Work required
Using the listing below, report each line holding the string "System".
**** Dataset
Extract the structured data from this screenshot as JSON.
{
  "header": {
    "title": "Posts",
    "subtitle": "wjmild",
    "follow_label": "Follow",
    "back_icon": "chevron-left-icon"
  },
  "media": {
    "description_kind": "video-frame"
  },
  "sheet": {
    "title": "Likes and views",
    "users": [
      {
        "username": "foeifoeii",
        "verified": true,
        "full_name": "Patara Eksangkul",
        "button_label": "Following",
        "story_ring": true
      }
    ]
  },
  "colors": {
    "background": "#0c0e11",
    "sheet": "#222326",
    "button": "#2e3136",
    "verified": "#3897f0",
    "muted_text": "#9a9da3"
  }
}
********
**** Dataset
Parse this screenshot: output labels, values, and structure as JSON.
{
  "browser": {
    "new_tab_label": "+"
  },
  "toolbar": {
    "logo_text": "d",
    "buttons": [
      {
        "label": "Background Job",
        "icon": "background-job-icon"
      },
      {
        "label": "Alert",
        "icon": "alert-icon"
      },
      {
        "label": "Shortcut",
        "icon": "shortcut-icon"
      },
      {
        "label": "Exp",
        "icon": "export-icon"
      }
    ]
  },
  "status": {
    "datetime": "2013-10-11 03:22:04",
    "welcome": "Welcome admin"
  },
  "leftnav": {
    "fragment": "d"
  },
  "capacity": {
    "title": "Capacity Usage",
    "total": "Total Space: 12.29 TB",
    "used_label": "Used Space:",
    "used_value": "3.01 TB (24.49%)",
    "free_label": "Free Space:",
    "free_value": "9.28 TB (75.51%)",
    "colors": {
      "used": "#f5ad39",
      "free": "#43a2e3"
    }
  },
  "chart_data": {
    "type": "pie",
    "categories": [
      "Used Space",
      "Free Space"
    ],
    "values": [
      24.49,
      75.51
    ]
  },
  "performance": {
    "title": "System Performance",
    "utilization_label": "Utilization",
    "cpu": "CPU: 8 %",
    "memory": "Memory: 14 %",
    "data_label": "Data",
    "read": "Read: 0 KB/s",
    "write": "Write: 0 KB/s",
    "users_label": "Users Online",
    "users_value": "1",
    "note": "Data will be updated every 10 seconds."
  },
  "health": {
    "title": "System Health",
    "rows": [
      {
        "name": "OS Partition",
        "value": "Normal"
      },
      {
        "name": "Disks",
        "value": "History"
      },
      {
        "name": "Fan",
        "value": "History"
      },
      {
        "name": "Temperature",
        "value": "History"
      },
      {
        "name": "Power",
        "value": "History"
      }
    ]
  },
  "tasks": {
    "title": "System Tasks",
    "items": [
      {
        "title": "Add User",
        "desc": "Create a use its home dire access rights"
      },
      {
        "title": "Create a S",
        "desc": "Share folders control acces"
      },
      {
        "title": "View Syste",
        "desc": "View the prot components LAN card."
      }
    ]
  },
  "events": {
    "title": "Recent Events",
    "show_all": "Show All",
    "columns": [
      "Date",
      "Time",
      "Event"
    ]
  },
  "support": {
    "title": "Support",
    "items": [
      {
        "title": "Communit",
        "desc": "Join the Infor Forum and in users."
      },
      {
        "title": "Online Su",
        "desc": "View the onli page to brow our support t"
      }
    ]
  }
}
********
Exercise solution
    "title": "System Performance",
    "title": "System Health",
    "title": "System Tasks",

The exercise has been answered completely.